There were a lot of F-bombs all throughout the movie, and there was a bit of nudity, but you get the PG version of what this industry is really like. The stock market is a den of thieves set up like a gambling casino run by a bunch of drunken sailors. Their stock and trade is hubris, fraud and vileness. So the language and ethics in any movie about this industry will be bad.

Despite being so smart, their greed gets them into trouble. I thought the story line was a bit disjointed, but considering the complexity, they did a fair, not great job. The acting was OK, nothing spectacular, however Brad Pitt was thoroughly unconvincing.
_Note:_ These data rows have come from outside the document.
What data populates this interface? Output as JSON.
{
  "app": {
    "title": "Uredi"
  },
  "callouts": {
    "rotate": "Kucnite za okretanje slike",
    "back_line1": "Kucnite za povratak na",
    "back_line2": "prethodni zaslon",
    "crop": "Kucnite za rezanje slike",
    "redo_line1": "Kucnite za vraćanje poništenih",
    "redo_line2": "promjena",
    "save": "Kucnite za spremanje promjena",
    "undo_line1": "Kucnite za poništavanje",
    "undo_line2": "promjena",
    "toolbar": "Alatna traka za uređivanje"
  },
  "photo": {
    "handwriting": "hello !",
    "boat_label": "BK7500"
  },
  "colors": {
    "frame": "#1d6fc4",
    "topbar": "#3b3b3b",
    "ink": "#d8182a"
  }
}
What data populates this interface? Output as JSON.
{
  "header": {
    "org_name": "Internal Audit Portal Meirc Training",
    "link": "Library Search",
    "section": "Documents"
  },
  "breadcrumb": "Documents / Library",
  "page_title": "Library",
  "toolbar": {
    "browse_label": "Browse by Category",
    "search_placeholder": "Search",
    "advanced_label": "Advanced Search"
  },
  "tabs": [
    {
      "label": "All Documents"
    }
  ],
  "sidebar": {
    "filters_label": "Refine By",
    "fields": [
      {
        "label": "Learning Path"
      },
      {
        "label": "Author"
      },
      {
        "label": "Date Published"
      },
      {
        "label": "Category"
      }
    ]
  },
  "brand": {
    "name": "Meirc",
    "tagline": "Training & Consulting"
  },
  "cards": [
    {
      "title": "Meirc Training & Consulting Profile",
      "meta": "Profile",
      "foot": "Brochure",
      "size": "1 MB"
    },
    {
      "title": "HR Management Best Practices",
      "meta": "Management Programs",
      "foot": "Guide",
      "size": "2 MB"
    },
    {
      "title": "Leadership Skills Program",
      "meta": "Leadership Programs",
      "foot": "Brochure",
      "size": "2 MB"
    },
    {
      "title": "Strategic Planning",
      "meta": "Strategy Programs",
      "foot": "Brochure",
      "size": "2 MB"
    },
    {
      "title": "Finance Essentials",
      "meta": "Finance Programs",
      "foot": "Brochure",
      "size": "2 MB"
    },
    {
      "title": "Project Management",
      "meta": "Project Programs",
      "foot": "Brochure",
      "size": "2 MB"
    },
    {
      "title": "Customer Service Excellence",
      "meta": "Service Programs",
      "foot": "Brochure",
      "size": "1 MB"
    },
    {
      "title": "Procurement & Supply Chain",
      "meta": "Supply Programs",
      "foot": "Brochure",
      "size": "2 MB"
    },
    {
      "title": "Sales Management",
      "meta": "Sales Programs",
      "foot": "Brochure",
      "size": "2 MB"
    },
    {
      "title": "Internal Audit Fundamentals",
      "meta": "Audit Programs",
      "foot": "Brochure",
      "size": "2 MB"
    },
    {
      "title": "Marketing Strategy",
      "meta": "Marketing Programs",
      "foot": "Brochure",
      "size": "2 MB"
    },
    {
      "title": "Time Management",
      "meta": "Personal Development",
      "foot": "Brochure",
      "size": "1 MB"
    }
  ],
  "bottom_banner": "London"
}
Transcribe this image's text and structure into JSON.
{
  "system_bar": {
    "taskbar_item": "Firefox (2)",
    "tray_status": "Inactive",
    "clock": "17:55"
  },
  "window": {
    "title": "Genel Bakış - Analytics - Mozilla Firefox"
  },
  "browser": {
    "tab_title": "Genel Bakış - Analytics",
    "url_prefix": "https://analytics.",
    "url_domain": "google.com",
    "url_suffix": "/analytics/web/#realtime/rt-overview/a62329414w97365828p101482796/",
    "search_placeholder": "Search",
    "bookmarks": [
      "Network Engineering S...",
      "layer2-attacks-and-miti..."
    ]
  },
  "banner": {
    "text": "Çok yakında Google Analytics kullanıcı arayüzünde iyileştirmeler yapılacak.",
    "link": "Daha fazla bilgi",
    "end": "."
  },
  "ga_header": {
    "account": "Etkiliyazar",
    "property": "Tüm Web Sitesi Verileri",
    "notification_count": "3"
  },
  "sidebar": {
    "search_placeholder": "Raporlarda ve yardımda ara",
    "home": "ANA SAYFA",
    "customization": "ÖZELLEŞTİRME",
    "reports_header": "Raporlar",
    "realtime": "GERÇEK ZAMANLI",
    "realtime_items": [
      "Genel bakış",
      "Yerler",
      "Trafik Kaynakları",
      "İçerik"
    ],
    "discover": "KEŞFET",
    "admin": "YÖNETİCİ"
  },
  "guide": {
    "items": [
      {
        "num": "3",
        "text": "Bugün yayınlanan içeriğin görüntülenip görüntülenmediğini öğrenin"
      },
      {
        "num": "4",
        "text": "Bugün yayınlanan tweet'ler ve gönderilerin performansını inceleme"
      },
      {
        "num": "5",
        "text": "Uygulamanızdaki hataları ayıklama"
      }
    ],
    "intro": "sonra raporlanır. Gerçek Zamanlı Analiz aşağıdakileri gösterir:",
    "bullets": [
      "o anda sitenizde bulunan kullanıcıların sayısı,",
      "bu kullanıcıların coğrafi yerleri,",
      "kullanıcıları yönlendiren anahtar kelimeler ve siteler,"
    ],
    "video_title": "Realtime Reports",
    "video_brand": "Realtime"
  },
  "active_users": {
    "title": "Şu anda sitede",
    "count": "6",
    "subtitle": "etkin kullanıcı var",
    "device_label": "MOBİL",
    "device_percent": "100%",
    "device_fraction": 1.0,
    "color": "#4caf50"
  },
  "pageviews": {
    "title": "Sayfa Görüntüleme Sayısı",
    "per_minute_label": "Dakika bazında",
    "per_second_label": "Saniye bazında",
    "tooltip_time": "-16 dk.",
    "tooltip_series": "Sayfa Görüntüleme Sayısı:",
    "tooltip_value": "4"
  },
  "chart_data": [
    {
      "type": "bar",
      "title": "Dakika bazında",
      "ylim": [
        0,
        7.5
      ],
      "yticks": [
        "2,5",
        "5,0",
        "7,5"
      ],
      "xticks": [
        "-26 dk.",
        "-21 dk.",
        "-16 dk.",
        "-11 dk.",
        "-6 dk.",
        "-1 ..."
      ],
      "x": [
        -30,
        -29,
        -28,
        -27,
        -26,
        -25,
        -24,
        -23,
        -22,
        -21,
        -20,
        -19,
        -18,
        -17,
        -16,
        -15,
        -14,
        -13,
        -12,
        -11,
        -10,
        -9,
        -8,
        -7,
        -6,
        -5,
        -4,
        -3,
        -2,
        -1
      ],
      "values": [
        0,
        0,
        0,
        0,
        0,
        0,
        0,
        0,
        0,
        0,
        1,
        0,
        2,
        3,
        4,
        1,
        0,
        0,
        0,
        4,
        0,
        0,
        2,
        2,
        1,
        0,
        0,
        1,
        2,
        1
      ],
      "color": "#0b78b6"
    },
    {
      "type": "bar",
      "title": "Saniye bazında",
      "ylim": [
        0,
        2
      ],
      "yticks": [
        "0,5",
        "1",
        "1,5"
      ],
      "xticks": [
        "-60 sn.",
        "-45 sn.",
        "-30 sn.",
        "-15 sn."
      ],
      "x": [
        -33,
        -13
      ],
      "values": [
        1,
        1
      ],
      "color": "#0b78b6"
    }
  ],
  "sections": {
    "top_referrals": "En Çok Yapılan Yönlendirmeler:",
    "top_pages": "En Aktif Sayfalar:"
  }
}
Should a Christian be watching such a movie? I would give a qualified “yes,” only if that Christian is employed in the financial market. Every once in a while, a swindler runs off with the bank, and there is a need for an honest person to sort things out, and that is where the Christian is needed and will shine.
My Ratings: Moral rating: Offensive / Moviemaking quality: 3
Chris, age 56 (USA)
Negative—I tried watching this movie in its entirety, twice, but I had to stop both times—once because I didn’t understand almost anything, and there was lots of dialogue so I wound up falling asleep, and the second time because again I didn’t understand anything and was terribly bored. For someone whose interest and career is finances, they may understand and like this movie. By the way, I am a normal intelligent person, but why produce a movie that so many people will not understand? People will probably go to see this movie since it has several famous actors, but I warn you, it will probably be a let down for you.
My Ratings: Moral rating: Average / Moviemaking quality: 3
Janis, age 63 (Spain)
Movie Critics
…“The Big Short” somehow makes the '08 housing collapse entertaining… very funny movie… the profanity-laden humor of macho camaraderie is much in evidence here… The film packs in so much information and comedy, it would be fun to see it twice…
Kenneth Turan, Los Angeles Times
…A true crime story and a madcap comedy, a heist movie and a scalding polemic, “The Big Short” will affirm your deepest cynicism about Wall Street while simultaneously restoring your faith in Hollywood. …This is a terrifically enjoyable movie that leaves you in a state of rage, nausea and despair. …
A.O. Scott, The New York Times
…a strenuously unfunny comic drama… both the behavior of the characters and the viewer responses sought are so repetitive and unchanging that it all becomes wearisome well before the far overlong feature wraps up. …
Todd McCarthy, The Hollywood Reporter
…Adam McKay's financial-crisis comedy turns a dense economics lecture into a hyper-caffeinated postmodern farce. …some important plot points are nearly impossible for laypeople to decipher even with cheeky, fourth-wall-obliterating tutorials…
Andrew Barker, Variety
…an improbable triumph… swings mainly between elation and mania… even manages to be instructive, both whimsically…and philosophically. …
Joe Morgenstern, The Wall Street Journal
…Star wattage and fourth wall breaks can’t save this preachy adaptation… “The Big Short” plays like a trying lecture… [3/5]
Nigel M. Smith, The Guardian (UK)
…isn’t a drama and isn’t quite a comedy, but more like a bitter farce. …it gives one of the clearest explanations of the collapse that has been put on film…
Mick LaSalle, San Francisco Chronicle
…“The Big Short”is a condescending mess… The main purpose of the film seems to be to encourage the actors to go bonkers playing up the eccentricities of their unfortunately coifed characters. …instead of being charming rogues, the principal characters strike a hurt and sorrowful tone as they rake in the millions, a choice that strips the film of any cheap vicarious thrills and makes the supposed comic lark about as fun as sleet. … [1/4]
Kyle Smith, New York Post
…this wildly entertaining satire can be uneven or strident at times, but director and co-writer Adam McKay taps into society’s pent-up frustration and anger at Wall Street arrogance and lets it burst forth over two very engaging hours. …
Tim Grierson, Screen Daily

PLEASE share your observations and insights to be posted here.